  1. Find out who specifically you are working for. Ask for the name of the individual, the name of the company he/she works for (if applicable), and what articles he/she wants you to edit/create. Ask if this individual is a registered user on Wikipedia, if so, make note (for compliance with wp:OUT and wp:COI purposes).
  2. Do not sign a non-disclosure agreement or work through a website that requires non-disclosure. Disclosure of your employer, client and affiliations is mandatory and you are prohibited from editing if you can't disclose these.
  3. Announce your intentions. See the recommendations in the Conflict of Interest guideline.


Things to note[edit]

Transparency[edit]

We here at Wikipedia like transparency, honesty, and a neutral point of view. Here are some red flags to watch out for.

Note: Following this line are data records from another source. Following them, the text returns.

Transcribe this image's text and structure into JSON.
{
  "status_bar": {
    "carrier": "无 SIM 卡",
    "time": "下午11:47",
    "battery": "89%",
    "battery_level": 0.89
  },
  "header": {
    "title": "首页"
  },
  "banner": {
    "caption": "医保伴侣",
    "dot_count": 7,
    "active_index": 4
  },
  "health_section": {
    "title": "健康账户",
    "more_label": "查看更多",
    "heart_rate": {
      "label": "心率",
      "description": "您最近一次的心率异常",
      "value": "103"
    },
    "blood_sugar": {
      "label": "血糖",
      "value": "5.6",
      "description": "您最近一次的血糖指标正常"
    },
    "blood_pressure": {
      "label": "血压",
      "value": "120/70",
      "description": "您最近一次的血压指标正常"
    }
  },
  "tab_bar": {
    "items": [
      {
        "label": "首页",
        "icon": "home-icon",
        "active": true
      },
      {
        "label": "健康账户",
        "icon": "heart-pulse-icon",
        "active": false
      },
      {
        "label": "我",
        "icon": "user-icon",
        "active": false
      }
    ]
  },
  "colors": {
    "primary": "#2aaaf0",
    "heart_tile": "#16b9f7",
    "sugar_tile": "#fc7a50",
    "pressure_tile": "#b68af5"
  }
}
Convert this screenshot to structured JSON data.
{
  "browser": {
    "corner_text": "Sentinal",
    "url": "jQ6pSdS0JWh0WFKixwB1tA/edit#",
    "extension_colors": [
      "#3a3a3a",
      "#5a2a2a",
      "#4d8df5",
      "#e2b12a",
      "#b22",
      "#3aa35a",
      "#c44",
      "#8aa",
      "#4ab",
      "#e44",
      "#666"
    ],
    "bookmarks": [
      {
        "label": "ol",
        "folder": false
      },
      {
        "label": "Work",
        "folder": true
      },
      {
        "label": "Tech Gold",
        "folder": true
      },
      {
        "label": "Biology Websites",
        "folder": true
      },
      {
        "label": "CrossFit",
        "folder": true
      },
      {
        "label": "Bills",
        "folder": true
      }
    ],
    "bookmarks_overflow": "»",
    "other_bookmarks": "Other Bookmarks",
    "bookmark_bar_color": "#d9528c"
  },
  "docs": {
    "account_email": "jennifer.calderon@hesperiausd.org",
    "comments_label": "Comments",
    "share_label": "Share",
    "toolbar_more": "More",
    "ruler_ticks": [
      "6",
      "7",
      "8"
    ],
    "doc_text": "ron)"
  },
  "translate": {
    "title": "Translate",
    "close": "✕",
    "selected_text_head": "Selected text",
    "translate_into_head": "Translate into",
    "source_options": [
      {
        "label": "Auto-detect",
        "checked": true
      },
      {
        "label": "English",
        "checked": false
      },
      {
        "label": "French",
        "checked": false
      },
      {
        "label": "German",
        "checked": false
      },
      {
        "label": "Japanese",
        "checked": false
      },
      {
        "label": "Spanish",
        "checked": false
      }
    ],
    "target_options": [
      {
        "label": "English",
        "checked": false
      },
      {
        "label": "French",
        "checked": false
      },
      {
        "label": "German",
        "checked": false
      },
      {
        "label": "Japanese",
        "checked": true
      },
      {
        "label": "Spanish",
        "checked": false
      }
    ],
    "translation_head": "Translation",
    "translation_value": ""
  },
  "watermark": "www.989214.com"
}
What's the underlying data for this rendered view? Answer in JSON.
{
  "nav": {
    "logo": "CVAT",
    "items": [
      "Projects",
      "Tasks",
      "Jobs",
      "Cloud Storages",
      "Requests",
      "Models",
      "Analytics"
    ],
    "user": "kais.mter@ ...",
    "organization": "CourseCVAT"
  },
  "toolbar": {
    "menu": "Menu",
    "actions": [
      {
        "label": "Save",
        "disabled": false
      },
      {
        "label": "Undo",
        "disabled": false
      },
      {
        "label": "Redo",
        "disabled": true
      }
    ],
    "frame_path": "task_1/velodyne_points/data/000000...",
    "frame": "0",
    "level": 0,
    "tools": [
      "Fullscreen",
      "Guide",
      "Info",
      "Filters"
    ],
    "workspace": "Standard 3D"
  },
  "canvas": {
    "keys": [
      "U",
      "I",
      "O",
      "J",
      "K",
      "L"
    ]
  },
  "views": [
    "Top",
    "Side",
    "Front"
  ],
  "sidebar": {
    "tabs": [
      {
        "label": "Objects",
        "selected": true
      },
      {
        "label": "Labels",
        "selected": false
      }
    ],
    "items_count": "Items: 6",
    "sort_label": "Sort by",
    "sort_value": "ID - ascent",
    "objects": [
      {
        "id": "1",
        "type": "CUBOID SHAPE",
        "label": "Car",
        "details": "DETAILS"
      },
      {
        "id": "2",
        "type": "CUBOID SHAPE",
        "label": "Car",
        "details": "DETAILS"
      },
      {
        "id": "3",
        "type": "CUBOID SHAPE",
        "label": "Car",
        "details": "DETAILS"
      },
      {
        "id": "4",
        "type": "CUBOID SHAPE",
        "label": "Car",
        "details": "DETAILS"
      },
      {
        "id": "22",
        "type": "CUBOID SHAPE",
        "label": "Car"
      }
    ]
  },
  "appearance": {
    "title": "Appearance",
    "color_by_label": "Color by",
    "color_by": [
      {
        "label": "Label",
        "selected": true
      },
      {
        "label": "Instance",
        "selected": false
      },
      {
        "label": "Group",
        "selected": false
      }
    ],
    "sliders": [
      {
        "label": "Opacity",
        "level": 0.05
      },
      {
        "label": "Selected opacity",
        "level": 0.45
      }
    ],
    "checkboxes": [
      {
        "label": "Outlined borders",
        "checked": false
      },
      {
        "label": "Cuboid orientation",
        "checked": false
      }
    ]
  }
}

If your contact --

  • does not want to be exposed, or
  • wants to forego all the procedures listed above, or
  • offers you a page created by them for you to place without editing anything

-- do not accept the job. Instead, be a good editor and report at WP:ANI, and at the respective talk pages of article(s) in question, that someone is attempting to hire you for nontransparent editing. By doing this, you deter the shady individual or entity and help promote an unbiased and credible encyclopedia.

Employees and contractors[edit]

  • There is no difference between an employee and a contractor. Contract or salary, full or part-time, if your job includes editing Wikipedia, you are a paid editor. If you are an employee editing your company's pages on behalf of your employer, you are strongly discouraged from editing those pages, because it is easy to be biased about your employer. However, you may ask editors at WP:EAR, or make edit requests at the article talk pages, to have others place edits on your behalf.
See Vonage (talk) for an example of stealth COI edits, detected by a Reddit reader.[2]

Public relations people are paid editors[edit]

Paid is paid. There have been efforts to establish a public-relations code of conduct for editing at Wikipedia.[Link?] While some PR staff or agencies may act in good faith, by disclosing their COI at their User or User talk pages, and discussing changes at specific articles, others have steadfastly failed to do so.

Lawyers are paid editors[edit]

Paid is paid. It is unknown if lawyers or law practices have even been approached about, or have discussed, a code of conduct for editing Wikipedia (efforts to reach out to attorneys have failed).

See SPI RRIESQ and Talk:Laura Kightlinger

See also[edit]

References[edit]

  1. ^ Wikipedia talk:New pages patrol/Reviewers, Conflict of Interest-of a different kind
  2. ^ "Did Vonage try to sterilize its Wikipedia article?". r/Wikipedia. Reddit. Retrieved July 9, 2015.